* [Supplied material]
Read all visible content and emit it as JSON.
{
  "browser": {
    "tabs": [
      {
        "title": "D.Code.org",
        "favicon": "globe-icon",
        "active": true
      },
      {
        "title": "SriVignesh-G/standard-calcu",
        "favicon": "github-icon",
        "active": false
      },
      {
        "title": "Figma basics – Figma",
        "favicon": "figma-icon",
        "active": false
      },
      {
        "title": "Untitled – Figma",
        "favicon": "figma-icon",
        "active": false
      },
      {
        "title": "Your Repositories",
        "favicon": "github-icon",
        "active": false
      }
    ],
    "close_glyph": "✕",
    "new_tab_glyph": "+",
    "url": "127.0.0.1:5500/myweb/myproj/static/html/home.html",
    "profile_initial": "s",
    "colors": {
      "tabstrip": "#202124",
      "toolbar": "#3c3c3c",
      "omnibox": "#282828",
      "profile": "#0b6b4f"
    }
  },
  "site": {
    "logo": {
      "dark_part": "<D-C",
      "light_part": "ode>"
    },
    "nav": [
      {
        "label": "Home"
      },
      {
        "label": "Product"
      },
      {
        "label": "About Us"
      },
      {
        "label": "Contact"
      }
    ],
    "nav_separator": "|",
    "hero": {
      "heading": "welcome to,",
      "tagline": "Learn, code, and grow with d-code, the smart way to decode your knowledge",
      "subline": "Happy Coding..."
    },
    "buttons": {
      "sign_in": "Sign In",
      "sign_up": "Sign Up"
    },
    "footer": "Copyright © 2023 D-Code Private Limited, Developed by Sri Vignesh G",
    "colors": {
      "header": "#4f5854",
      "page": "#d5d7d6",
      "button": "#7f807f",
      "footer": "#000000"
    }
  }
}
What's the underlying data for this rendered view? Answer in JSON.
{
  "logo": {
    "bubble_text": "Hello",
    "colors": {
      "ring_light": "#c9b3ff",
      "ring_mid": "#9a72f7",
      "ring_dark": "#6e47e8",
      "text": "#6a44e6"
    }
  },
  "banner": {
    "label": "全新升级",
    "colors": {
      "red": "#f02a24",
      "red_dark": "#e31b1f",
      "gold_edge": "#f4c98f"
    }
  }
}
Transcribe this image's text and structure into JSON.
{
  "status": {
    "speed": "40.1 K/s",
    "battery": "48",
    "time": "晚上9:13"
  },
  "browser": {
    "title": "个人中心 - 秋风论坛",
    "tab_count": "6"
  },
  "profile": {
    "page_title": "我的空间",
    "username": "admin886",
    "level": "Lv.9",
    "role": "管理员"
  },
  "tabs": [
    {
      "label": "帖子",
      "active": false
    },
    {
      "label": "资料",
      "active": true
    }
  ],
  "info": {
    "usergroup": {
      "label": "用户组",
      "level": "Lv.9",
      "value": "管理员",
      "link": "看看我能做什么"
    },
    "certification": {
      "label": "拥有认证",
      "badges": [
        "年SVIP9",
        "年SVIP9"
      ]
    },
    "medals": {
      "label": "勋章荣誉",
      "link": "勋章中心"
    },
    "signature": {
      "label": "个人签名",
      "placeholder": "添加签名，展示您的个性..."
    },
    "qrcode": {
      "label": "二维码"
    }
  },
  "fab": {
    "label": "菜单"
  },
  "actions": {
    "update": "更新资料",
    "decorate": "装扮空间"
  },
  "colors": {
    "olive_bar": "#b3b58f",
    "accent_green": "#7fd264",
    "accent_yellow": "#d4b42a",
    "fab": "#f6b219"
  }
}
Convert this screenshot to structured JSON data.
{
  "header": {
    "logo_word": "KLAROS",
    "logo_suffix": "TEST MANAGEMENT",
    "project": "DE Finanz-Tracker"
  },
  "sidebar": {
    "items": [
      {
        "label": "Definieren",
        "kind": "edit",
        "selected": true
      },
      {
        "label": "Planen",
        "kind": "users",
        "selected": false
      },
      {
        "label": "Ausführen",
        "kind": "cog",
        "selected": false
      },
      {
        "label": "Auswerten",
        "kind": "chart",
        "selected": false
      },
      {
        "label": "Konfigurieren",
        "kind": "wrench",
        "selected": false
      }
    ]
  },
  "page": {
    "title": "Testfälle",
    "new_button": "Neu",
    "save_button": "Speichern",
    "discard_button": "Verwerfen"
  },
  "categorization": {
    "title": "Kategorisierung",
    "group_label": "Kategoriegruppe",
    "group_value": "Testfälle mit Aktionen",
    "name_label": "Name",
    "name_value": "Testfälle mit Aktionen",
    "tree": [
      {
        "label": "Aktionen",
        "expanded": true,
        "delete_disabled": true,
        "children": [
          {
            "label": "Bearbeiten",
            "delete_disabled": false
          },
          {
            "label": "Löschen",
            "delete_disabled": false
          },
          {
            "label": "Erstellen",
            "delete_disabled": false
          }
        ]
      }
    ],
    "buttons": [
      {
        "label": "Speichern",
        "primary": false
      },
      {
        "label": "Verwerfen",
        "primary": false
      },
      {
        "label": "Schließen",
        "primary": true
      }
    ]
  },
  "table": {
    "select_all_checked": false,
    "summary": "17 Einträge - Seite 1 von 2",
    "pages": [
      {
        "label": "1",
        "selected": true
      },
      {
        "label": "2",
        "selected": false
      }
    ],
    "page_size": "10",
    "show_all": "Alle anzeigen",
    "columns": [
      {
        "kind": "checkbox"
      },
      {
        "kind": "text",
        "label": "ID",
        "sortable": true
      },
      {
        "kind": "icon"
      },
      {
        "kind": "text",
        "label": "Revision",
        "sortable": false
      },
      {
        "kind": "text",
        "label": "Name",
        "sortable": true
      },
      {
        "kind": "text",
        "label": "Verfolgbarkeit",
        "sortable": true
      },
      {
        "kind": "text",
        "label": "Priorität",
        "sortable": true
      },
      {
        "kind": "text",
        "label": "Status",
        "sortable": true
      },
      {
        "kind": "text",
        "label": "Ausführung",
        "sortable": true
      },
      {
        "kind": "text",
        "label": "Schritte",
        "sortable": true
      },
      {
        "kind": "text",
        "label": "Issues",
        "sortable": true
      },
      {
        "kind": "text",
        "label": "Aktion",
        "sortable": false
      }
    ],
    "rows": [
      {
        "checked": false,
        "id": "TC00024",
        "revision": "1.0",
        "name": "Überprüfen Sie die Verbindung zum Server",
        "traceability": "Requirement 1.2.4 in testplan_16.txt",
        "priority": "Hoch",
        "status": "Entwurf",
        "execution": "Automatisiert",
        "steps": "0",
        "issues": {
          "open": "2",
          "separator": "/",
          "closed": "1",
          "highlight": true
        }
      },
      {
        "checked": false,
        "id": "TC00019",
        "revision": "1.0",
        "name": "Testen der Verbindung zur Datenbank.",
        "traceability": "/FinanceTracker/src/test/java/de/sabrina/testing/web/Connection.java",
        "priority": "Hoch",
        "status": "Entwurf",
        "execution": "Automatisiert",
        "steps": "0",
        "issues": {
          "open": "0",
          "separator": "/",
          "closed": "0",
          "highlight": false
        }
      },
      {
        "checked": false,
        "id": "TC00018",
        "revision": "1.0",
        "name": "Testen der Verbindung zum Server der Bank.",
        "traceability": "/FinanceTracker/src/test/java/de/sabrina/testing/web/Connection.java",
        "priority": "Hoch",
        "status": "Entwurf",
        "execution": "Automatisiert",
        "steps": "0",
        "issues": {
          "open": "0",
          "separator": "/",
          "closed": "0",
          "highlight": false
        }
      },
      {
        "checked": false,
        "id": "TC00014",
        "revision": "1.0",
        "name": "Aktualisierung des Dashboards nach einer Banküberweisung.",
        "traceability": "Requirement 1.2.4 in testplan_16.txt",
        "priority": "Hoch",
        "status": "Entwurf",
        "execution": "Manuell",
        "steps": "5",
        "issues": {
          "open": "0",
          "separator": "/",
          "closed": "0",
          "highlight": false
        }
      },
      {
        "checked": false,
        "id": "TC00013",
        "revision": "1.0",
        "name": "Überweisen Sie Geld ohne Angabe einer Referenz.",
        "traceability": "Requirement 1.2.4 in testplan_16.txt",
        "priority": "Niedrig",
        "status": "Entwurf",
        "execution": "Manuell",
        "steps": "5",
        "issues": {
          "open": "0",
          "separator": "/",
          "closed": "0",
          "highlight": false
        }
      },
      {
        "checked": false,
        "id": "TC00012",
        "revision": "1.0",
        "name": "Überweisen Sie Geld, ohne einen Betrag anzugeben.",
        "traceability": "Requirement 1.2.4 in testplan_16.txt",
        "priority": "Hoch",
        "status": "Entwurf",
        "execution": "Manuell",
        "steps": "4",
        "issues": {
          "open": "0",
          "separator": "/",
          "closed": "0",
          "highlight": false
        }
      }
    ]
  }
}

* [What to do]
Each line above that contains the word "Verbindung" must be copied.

* [Exercise answer]
        "name": "Überprüfen Sie die Verbindung zum Server",
        "name": "Testen der Verbindung zur Datenbank.",
        "name": "Testen der Verbindung zum Server der Bank.",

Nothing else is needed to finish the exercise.